Frequently Asked Questions

Click on the drop down menus below to view answers to frequently asked questions.

Archive

We have conducted detailed research using a variety of sources, all of which are in the public domain. Click here to read more about our sources.

The A-Z of the Boys’ names is based on lists that were drawn up, either at the point of the Boys departure from continental Europe, or their arrival in the UK. Click here to read more about our sources.

We have conducted detailed research using a variety of sources. Click here to read more about our sources.

The ‘45 Aid Society has used a standard format for all the profiles in the archive. It is not intended for the archive to be a family photo archive. If there are errors in what has been presented, please use the contact form provided within the profile pages and provide us with the relevant information and supporting material.

The children that were admitted to the UK as part of the Kindertransport in the years before World War Two are distinct from The Boys.

Some of The Boys moved to other countries, others did not maintain contact with the ‘45 Aid Society. For these reasons there have been less available sources of information. 

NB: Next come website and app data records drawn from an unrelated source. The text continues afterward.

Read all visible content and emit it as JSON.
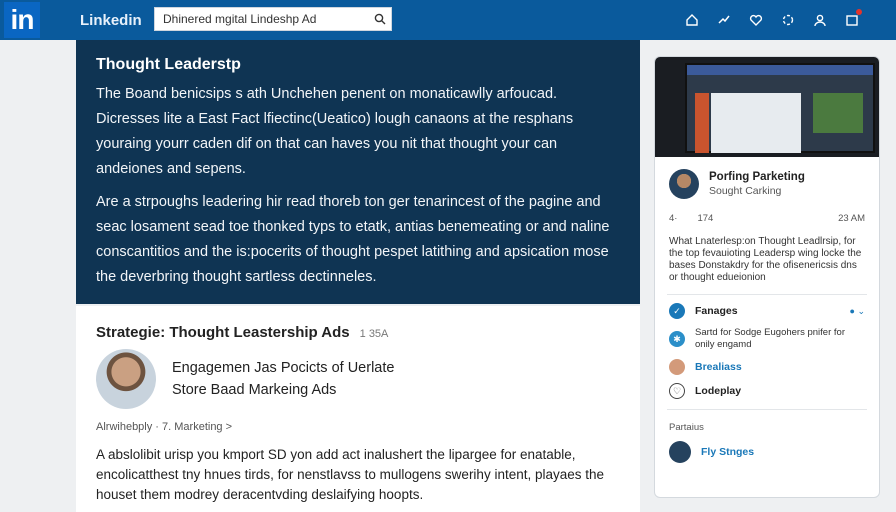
{
  "header": {
    "logo": "in",
    "brand": "Linkedin",
    "search_value": "Dhinered mgital Lindeshp Ad"
  },
  "nav_icons": [
    "home-icon",
    "network-icon",
    "heart-icon",
    "jobs-icon",
    "profile-icon",
    "notifications-icon"
  ],
  "hero": {
    "title": "Thought Leaderstp",
    "p1": "The Boand benicsips s ath Unchehen penent on monaticawlly arfoucad. Dicresses lite a East Fact lfiectinc(Ueatico) lough canaons at the resphans youraing yourr caden dif on that can haves you nit that thought your can andeiones and sepens.",
    "p2": "Are a strpoughs leadering hir read thoreb ton ger tenarincest of the pagine and seac losament sead toe thonked typs to etatk, antias benemeating or and naline conscantitios and the is:pocerits of thought pespet latithing and apsication mose the deverbring thought sartless dectinneles."
  },
  "post": {
    "title": "Strategie: Thought Leastership Ads",
    "count": "1 35A",
    "author_line1": "Engagemen Jas Pocicts of Uerlate",
    "author_line2": "Store Baad Markeing Ads",
    "meta": "Alrwihebply · 7. Marketing >",
    "body": "A abslolibit urisp you kmport SD yon add act inalushert the lipargee for enatable, encolicatthest tny hnues tirds, for nenstlavss to mullogens swerihy intent, playaes the houset them modrey deracentvding deslaifying hoopts."
  },
  "right_panel": {
    "profile_name": "Porfing Parketing",
    "profile_sub": "Sought Carking",
    "stat_left": "4·",
    "stat_mid": "174",
    "stat_right": "23 AM",
    "description": "What Lnaterlesp:on Thought Leadlrsip, for the top fevauioting Leadersp wing locke the bases Donstakdry for the ofisenericsis dns or thought edueionion",
    "item_fanages": "Fanages",
    "item_sarted": "Sartd for Sodge Eugohers pnifer for onily engamd",
    "item_brealiass": "Brealiass",
    "item_lodeplay": "Lodeplay",
    "section_label": "Partaius",
    "item_fly": "Fly Stnges"
  }
}
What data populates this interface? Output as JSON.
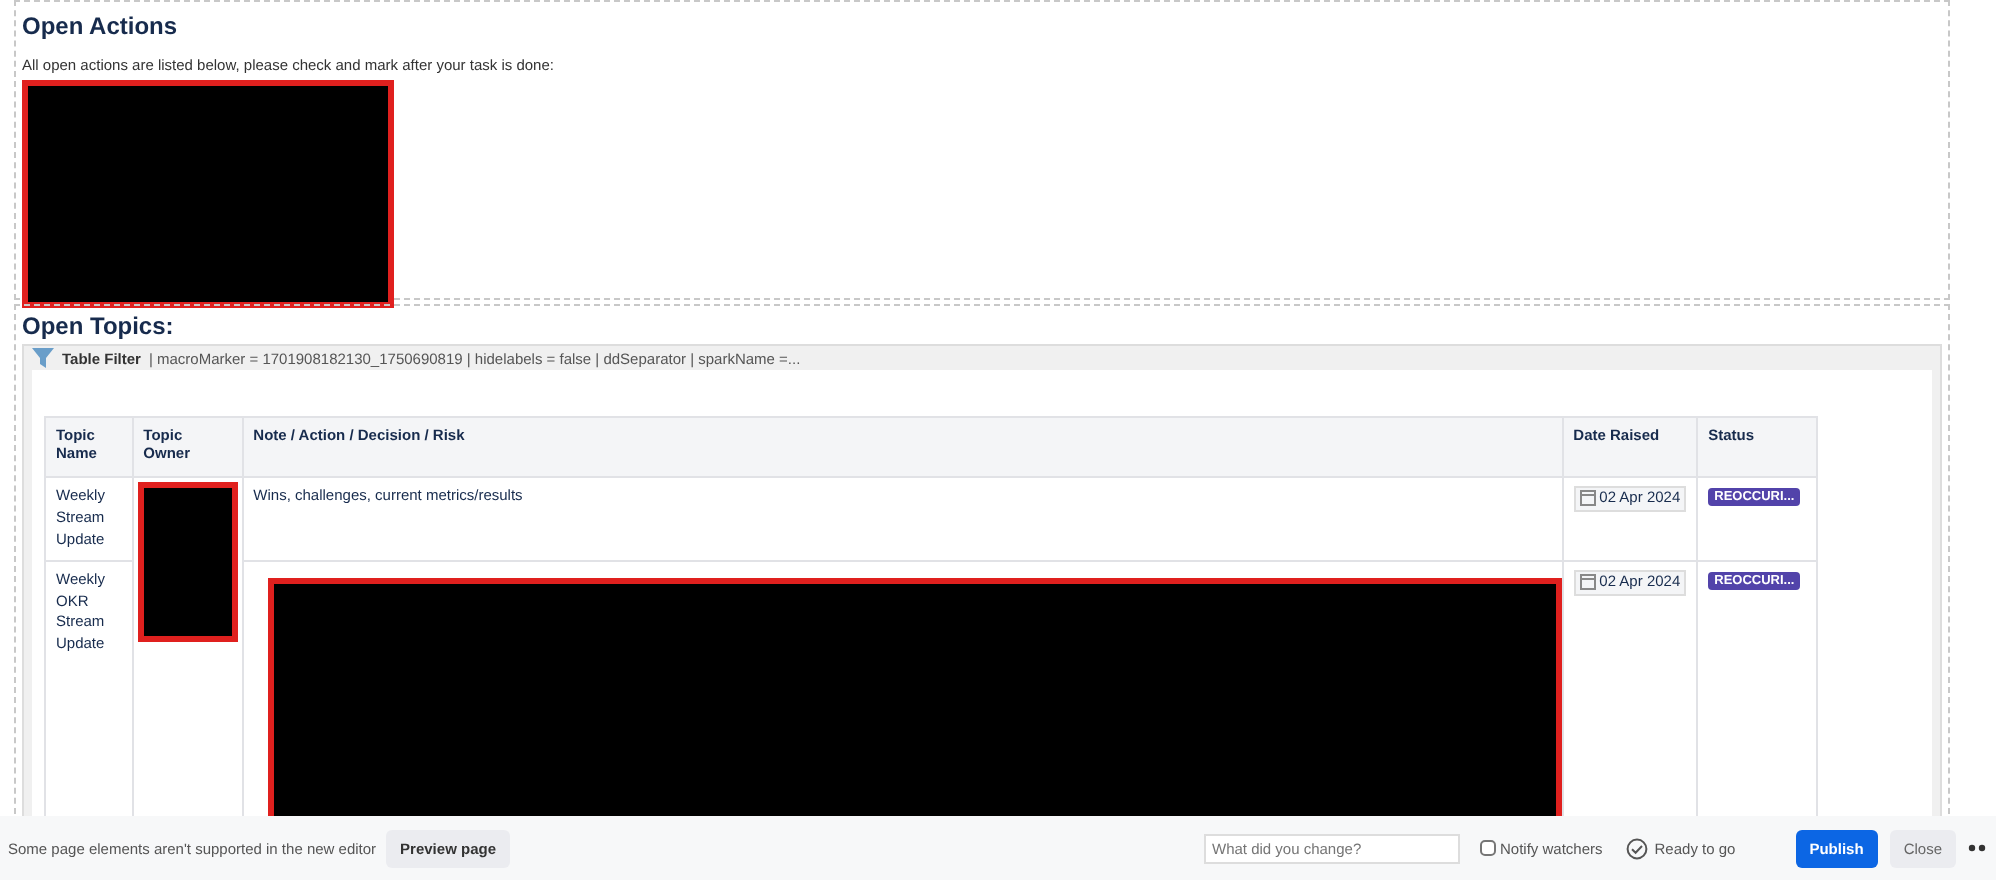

Contacting Us

The best approach is for families of The Boys to post a message on the ‘45 Aid Society Facebook group.

Please join the ‘45 Aid Society Facebook Group and check the ‘45 Aid Society website on a regular basis. 

Who are ‘the Boys’?

No.

The Boys came to the UK after World War Two between 1945 and 1948. The scheme that brought them to the UK was administered by many of the people who had worked on the Kindertransports. Many of them had been imprisoned in concentration camps and subjected to slave labour. Some of the children had spent the war in hiding, the rest had been in a variety of ghettos and concentration camps including Auschwitz and Theresienstadt. Several of the children had survived because they had been subjected to Dr Mengele’s medical experiments. After the liberation of the concentration camps, as most of these children were orphans, they were given visas to come to the UK as survivors.

The first group of children to be brought to the UK as part of The Boys were taken to Windermere in the Lake District and as a result are known as the Windermere Boys.

Yes. There are a number of TV programmes about The Boys:

  • A documentary was made in the 1990s by Herk Krosney with Sir Martin Gilbert. Click here for details. 
  • A TV drama about the first group of The Boys was made in 2020 (“The Windermere Boys”)
  • A documentary film was made alongside the 2020 TV drama, “The Windermere Boys in their own words”. Click here for details

 Yes. This group was the fifth group of The Boys. It does not however include all the children brought to the UK and Ireland by Rabbi Schoenfeld. For more details click here

Yes. Alice Goldberger worked alongside Oscar Friedmann caring for the youngest members of the Boys. She was appointed as the matron of the Weir Courtney hostel in Surrey. Goldberger had previously been interned as an enemy alien on the Isle of Man where she set up a kindergarten. Her work was brought to the attention of child psychologist, Anna Freud, who arranged for the release of Goldberger and employed her initially to look after children evacuated from London due to the Blitz.

Goldberger became a surrogate mother figure to the children in her charge and is regarded by many of their own children as their grandmother. She later cared for a small group of the children at Lingfield House in West London. That hostel closed in 1957. Goldberger then became a child therapist in the Hampstead Child Therapy Clinic.

Hostels

The Jewish community in the UK had not only to find ways to accommodate more than 700 children but to care for them in an appropriate way in accordance with their specific educational, health, religious and other needs. 

Many of The Boys arrived at one hostel and moved on to two or three other hostels as they progressed, and their needs evolved over time. The hostels provided various functions including those of reception centres and educational centres and eventually provided support for other needs including health care, religious needs and other requirements. This process involved significant planning, attention to detail and an impressive range of resources across the whole of the UK.

Many hostels were known by the name of their building, street, neighbourhood, local London Underground station, town or city or all of the above. It was common for some of the hostels to have more than one given name. We have tried to include most of the given names as applicable.

Use of the Archive – Education

We support all those developing educational material for schools and other institutions. If you would like to use The Boys story as an educational tool, please get in touch for authorisation. For more on our educational programmes click here.